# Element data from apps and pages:
==========
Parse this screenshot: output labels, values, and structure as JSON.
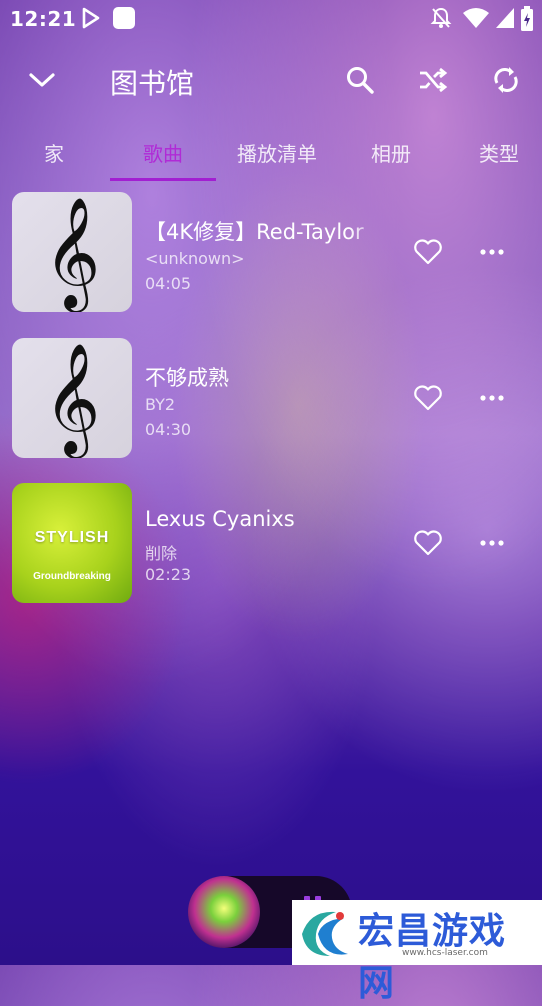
{
  "status_bar": {
    "time": "12:21",
    "icons": [
      "play-icon",
      "notification-app-icon",
      "notifications-off-icon",
      "wifi-icon",
      "cellular-signal-icon",
      "battery-icon"
    ]
  },
  "header": {
    "title": "图书馆",
    "icons": [
      "chevron-down-icon",
      "search-icon",
      "shuffle-icon",
      "refresh-icon"
    ]
  },
  "tabs": [
    {
      "label": "家",
      "active": false
    },
    {
      "label": "歌曲",
      "active": true
    },
    {
      "label": "播放清单",
      "active": false
    },
    {
      "label": "相册",
      "active": false
    },
    {
      "label": "类型",
      "active": false
    }
  ],
  "songs": [
    {
      "title": "【4K修复】Red-Taylor",
      "artist": "<unknown>",
      "duration": "04:05",
      "art": "treble-clef-icon"
    },
    {
      "title": "不够成熟",
      "artist": "BY2",
      "duration": "04:30",
      "art": "treble-clef-icon"
    },
    {
      "title": "Lexus Cyanixs",
      "artist": "削除",
      "duration": "02:23",
      "art": "stylish-cover",
      "art_text": "STYLISH",
      "art_subtext": "Groundbreaking"
    }
  ],
  "watermark": {
    "text": "宏昌游戏网",
    "url": "www.hcs-laser.com"
  },
  "colors": {
    "accent": "#a21fd1",
    "background_dark": "#2c0f8a"
  }
}
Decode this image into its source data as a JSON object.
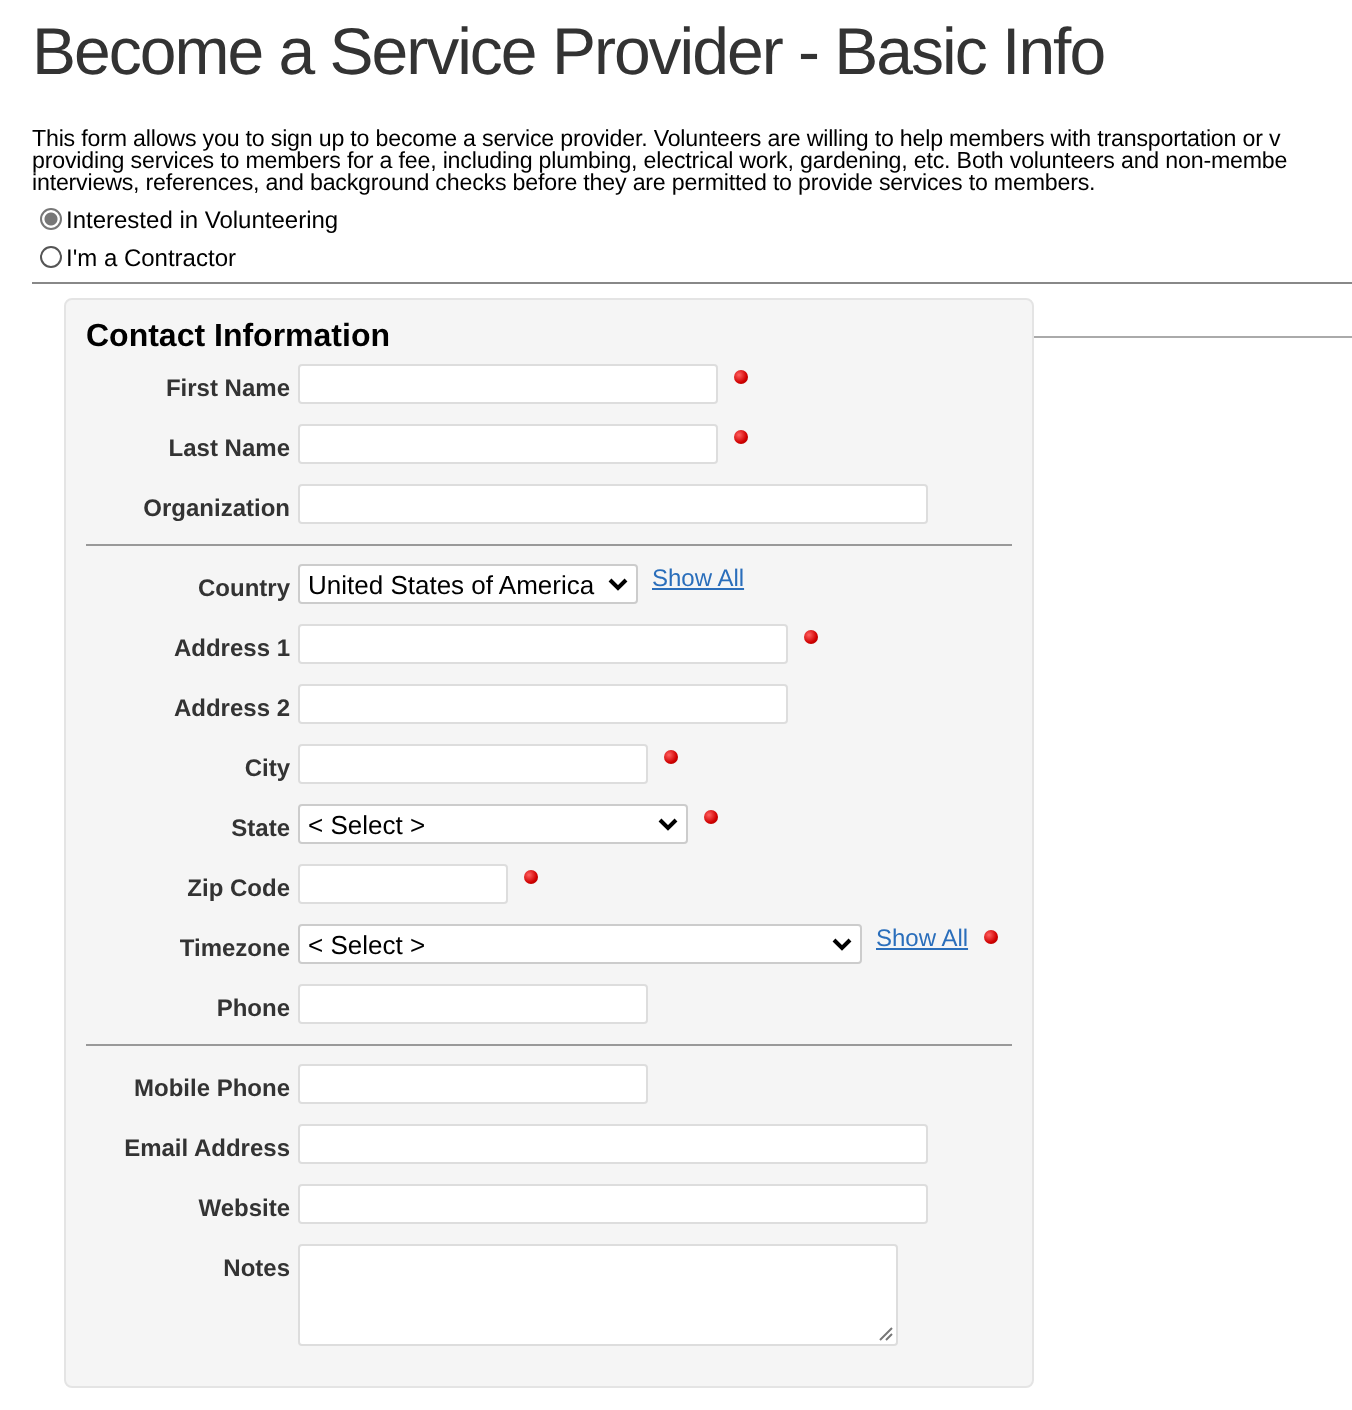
{
  "title": "Become a Service Provider - Basic Info",
  "intro_lines": [
    "This form allows you to sign up to become a service provider. Volunteers are willing to help members with transportation or v",
    "providing services to members for a fee, including plumbing, electrical work, gardening, etc. Both volunteers and non-membe",
    "interviews, references, and background checks before they are permitted to provide services to members."
  ],
  "options": [
    {
      "label": "Interested in Volunteering",
      "selected": true
    },
    {
      "label": "I'm a Contractor",
      "selected": false
    }
  ],
  "section": {
    "title": "Contact Information",
    "groups": [
      [
        {
          "label": "First Name",
          "kind": "text",
          "required": true
        },
        {
          "label": "Last Name",
          "kind": "text",
          "required": true
        },
        {
          "label": "Organization",
          "kind": "text",
          "required": false
        }
      ],
      [
        {
          "label": "Country",
          "kind": "select",
          "value": "United States of America",
          "link": "Show All",
          "required": false
        },
        {
          "label": "Address 1",
          "kind": "text",
          "required": true
        },
        {
          "label": "Address 2",
          "kind": "text",
          "required": false
        },
        {
          "label": "City",
          "kind": "text",
          "required": true
        },
        {
          "label": "State",
          "kind": "select",
          "value": "< Select >",
          "required": true
        },
        {
          "label": "Zip Code",
          "kind": "text",
          "required": true
        },
        {
          "label": "Timezone",
          "kind": "select",
          "value": "< Select >",
          "link": "Show All",
          "required": true
        },
        {
          "label": "Phone",
          "kind": "text",
          "required": false
        }
      ],
      [
        {
          "label": "Mobile Phone",
          "kind": "text",
          "required": false
        },
        {
          "label": "Email Address",
          "kind": "text",
          "required": false
        },
        {
          "label": "Website",
          "kind": "text",
          "required": false
        },
        {
          "label": "Notes",
          "kind": "textarea",
          "required": false
        }
      ]
    ]
  }
}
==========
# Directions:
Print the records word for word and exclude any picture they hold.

# Expected answer:
Parse this screenshot: output labels, values, and structure as JSON.
{
  "status_bar": {
    "time": "12:21",
    "icons": [
      "play-icon",
      "notification-app-icon",
      "notifications-off-icon",
      "wifi-icon",
      "cellular-signal-icon",
      "battery-icon"
    ]
  },
  "header": {
    "title": "图书馆",
    "icons": [
      "chevron-down-icon",
      "search-icon",
      "shuffle-icon",
      "refresh-icon"
    ]
  },
  "tabs": [
    {
      "label": "家",
      "active": false
    },
    {
      "label": "歌曲",
      "active": true
    },
    {
      "label": "播放清单",
      "active": false
    },
    {
      "label": "相册",
      "active": false
    },
    {
      "label": "类型",
      "active": false
    }
  ],
  "songs": [
    {
      "title": "【4K修复】Red-Taylor",
      "artist": "<unknown>",
      "duration": "04:05",
      "art": "treble-clef-icon"
    },
    {
      "title": "不够成熟",
      "artist": "BY2",
      "duration": "04:30",
      "art": "treble-clef-icon"
    },
    {
      "title": "Lexus Cyanixs",
      "artist": "削除",
      "duration": "02:23",
      "art": "stylish-cover",
      "art_text": "STYLISH",
      "art_subtext": "Groundbreaking"
    }
  ],
  "watermark": {
    "text": "宏昌游戏网",
    "url": "www.hcs-laser.com"
  },
  "colors": {
    "accent": "#a21fd1",
    "background_dark": "#2c0f8a"
  }
}
Decode this image into its source data as a JSON object.
{
  "title": "Become a Service Provider - Basic Info",
  "intro_lines": [
    "This form allows you to sign up to become a service provider. Volunteers are willing to help members with transportation or v",
    "providing services to members for a fee, including plumbing, electrical work, gardening, etc. Both volunteers and non-membe",
    "interviews, references, and background checks before they are permitted to provide services to members."
  ],
  "options": [
    {
      "label": "Interested in Volunteering",
      "selected": true
    },
    {
      "label": "I'm a Contractor",
      "selected": false
    }
  ],
  "section": {
    "title": "Contact Information",
    "groups": [
      [
        {
          "label": "First Name",
          "kind": "text",
          "required": true
        },
        {
          "label": "Last Name",
          "kind": "text",
          "required": true
        },
        {
          "label": "Organization",
          "kind": "text",
          "required": false
        }
      ],
      [
        {
          "label": "Country",
          "kind": "select",
          "value": "United States of America",
          "link": "Show All",
          "required": false
        },
        {
          "label": "Address 1",
          "kind": "text",
          "required": true
        },
        {
          "label": "Address 2",
          "kind": "text",
          "required": false
        },
        {
          "label": "City",
          "kind": "text",
          "required": true
        },
        {
          "label": "State",
          "kind": "select",
          "value": "< Select >",
          "required": true
        },
        {
          "label": "Zip Code",
          "kind": "text",
          "required": true
        },
        {
          "label": "Timezone",
          "kind": "select",
          "value": "< Select >",
          "link": "Show All",
          "required": true
        },
        {
          "label": "Phone",
          "kind": "text",
          "required": false
        }
      ],
      [
        {
          "label": "Mobile Phone",
          "kind": "text",
          "required": false
        },
        {
          "label": "Email Address",
          "kind": "text",
          "required": false
        },
        {
          "label": "Website",
          "kind": "text",
          "required": false
        },
        {
          "label": "Notes",
          "kind": "textarea",
          "required": false
        }
      ]
    ]
  }
}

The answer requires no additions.